TASK DETAILS>
Match the string "JSON" against each line below, and copy every line that matches.

[Opening RECORDS FOR PROCESSING section]

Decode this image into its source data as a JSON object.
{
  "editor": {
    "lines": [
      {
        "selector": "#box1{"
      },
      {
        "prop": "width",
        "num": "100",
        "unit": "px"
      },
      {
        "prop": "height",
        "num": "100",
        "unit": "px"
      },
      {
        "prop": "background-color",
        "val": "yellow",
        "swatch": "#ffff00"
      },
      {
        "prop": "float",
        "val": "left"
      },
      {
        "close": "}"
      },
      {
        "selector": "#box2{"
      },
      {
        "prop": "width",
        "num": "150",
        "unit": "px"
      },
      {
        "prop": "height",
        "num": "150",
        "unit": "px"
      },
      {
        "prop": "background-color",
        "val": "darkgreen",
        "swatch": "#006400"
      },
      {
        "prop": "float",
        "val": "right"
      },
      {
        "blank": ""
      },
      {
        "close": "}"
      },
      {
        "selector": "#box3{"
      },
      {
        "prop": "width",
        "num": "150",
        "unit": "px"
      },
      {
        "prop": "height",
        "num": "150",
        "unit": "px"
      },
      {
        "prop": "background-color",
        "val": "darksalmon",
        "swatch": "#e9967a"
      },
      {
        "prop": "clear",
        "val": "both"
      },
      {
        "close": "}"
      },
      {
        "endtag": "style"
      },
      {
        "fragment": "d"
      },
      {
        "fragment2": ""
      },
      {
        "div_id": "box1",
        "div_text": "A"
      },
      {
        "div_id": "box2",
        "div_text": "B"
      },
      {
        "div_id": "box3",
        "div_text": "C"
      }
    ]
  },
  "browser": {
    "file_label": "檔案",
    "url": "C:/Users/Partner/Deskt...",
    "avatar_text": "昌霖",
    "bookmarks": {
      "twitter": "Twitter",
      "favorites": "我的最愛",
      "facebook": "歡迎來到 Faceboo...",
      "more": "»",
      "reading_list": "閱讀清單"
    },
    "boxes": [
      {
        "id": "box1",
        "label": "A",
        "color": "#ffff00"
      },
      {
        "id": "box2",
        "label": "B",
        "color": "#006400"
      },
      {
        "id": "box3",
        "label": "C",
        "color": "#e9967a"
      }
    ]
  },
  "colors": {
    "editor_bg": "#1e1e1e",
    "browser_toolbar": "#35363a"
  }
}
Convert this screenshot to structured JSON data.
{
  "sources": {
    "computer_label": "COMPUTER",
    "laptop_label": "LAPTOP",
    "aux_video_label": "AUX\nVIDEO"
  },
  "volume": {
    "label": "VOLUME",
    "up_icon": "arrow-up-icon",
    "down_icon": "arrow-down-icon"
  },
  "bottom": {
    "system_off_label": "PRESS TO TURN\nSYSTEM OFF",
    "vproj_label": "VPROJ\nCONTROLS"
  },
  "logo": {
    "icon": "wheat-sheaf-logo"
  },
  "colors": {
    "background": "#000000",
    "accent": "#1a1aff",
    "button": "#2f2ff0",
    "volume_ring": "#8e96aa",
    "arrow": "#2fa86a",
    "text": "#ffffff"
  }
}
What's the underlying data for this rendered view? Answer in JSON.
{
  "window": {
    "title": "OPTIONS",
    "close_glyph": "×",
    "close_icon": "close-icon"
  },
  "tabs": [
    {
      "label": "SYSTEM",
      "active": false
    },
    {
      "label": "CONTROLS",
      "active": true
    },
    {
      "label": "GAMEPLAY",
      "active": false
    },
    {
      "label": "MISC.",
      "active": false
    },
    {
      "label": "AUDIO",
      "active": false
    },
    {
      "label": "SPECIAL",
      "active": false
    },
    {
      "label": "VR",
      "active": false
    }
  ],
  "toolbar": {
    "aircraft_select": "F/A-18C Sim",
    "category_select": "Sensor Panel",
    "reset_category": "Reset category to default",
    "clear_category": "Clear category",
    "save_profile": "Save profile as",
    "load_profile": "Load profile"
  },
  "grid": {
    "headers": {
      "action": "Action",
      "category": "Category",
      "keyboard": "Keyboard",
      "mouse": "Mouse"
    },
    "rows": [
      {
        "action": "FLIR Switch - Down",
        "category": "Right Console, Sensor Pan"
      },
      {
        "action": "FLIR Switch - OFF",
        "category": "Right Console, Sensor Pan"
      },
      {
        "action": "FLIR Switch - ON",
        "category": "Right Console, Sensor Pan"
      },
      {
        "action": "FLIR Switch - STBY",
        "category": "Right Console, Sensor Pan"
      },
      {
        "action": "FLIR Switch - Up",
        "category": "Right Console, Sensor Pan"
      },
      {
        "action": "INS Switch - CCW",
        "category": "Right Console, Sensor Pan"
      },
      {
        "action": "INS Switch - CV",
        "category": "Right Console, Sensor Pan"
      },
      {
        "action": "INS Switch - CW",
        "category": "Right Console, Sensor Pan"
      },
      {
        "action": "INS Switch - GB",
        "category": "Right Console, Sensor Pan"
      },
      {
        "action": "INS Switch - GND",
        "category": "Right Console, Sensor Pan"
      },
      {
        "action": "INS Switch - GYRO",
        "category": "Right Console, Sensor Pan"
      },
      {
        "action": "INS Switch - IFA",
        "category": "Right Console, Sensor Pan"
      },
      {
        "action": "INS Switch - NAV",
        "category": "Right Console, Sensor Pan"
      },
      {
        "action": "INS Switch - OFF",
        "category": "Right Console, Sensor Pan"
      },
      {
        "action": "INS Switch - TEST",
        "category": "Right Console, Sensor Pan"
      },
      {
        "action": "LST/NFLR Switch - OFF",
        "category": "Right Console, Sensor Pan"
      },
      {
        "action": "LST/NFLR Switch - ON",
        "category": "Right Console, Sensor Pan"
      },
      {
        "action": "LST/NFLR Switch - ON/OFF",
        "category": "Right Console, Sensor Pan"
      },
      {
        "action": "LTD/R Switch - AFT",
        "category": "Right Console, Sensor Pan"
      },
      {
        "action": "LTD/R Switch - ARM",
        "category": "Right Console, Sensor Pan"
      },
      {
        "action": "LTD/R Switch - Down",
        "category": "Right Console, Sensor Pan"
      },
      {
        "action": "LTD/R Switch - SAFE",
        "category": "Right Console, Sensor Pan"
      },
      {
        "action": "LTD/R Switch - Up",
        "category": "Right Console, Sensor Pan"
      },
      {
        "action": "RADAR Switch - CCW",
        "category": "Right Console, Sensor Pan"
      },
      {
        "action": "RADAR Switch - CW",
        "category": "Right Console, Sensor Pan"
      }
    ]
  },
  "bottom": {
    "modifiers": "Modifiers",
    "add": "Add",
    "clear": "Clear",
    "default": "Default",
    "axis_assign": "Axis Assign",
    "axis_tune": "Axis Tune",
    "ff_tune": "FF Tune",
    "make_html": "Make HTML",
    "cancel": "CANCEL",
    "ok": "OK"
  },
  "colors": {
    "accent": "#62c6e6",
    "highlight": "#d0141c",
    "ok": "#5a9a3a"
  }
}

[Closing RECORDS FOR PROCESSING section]

TASK ANSWER>
Decode this image into its source data as a JSON object.
Convert this screenshot to structured JSON data.
What's the underlying data for this rendered view? Answer in JSON.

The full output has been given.